WORK ITEM = The word "false" marks the lines to find; copy every such line from the data below.

PROVIDED DATA =

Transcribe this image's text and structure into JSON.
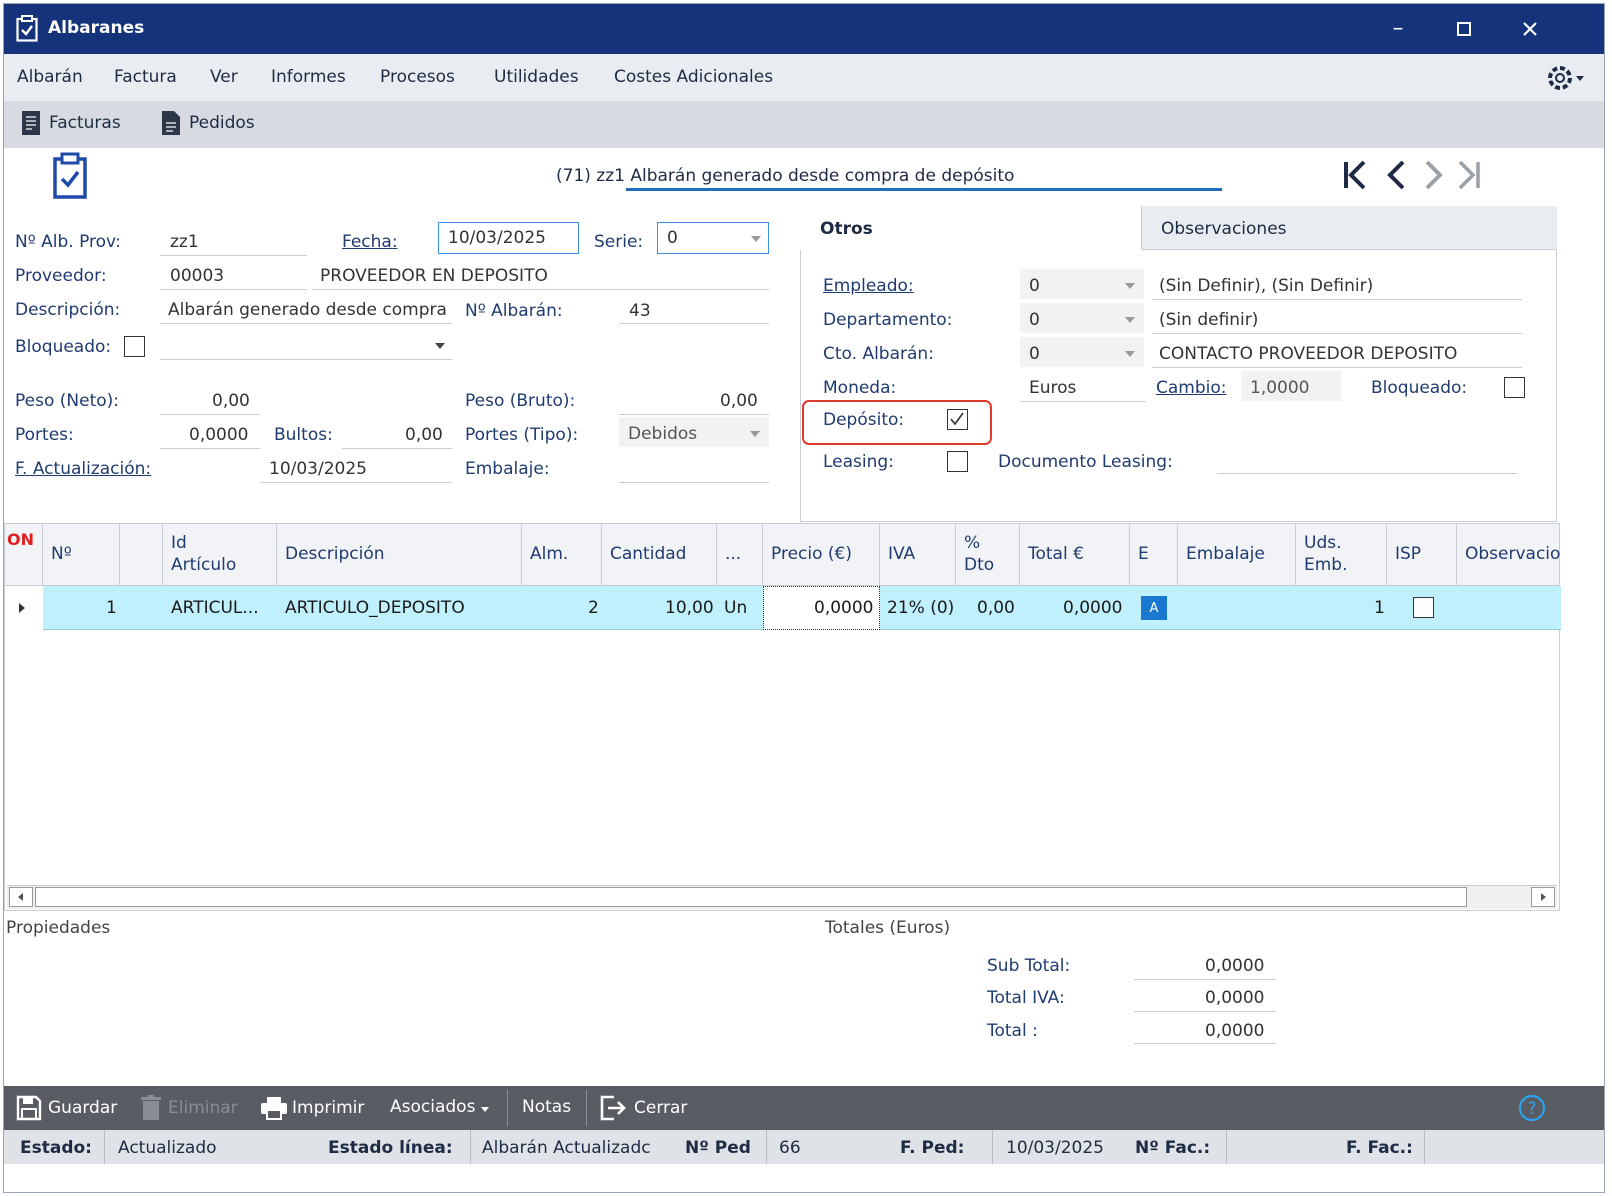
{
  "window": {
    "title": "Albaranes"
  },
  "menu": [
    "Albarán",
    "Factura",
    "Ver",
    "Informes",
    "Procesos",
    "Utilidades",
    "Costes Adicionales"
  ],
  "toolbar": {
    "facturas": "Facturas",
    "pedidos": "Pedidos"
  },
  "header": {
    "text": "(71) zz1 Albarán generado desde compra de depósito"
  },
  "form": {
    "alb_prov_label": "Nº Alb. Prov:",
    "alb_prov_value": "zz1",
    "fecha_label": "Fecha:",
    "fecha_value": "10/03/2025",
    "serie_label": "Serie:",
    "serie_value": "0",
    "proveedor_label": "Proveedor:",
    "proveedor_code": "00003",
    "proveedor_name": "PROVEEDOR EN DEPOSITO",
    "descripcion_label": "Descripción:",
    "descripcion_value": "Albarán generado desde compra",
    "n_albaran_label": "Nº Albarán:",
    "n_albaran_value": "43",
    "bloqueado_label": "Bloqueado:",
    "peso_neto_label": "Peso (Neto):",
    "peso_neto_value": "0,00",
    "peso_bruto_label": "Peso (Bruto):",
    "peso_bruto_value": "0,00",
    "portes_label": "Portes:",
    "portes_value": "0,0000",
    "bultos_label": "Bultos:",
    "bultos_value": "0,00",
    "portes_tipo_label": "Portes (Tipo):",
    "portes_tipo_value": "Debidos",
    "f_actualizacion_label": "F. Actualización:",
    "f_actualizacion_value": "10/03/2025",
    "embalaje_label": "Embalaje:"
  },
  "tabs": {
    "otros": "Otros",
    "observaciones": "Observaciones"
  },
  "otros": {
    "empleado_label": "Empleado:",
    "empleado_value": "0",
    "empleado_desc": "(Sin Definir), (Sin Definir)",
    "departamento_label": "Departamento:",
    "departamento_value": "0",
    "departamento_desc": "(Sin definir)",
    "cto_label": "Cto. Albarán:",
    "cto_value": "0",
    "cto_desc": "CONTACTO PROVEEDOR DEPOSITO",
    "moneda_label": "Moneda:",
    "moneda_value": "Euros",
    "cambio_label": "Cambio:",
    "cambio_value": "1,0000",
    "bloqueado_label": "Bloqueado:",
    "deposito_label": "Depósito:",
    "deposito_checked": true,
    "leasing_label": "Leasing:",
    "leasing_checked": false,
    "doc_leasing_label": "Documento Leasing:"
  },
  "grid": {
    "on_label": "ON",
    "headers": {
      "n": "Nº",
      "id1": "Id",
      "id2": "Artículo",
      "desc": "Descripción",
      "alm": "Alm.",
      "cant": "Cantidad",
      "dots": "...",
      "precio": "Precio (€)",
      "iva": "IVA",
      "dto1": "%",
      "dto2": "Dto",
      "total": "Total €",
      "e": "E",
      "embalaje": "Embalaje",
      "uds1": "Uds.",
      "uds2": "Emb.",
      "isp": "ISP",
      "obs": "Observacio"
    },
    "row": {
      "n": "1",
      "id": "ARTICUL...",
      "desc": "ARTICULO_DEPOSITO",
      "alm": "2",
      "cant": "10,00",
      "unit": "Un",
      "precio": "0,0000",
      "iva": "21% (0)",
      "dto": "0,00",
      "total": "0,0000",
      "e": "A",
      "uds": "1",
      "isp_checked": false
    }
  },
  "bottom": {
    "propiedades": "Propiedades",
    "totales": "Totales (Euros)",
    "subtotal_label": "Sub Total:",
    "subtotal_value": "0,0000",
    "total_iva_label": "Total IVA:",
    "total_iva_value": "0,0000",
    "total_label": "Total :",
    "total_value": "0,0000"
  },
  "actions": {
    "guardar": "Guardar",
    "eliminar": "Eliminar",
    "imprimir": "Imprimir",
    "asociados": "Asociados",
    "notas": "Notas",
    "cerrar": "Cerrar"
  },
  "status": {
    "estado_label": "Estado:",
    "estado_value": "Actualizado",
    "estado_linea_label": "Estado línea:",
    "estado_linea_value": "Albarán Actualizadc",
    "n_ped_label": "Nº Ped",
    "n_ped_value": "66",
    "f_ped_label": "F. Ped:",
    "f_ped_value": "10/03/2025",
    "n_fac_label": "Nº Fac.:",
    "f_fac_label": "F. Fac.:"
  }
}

EXERCISE ANSWER =
    "leasing_checked": false,
      "isp_checked": false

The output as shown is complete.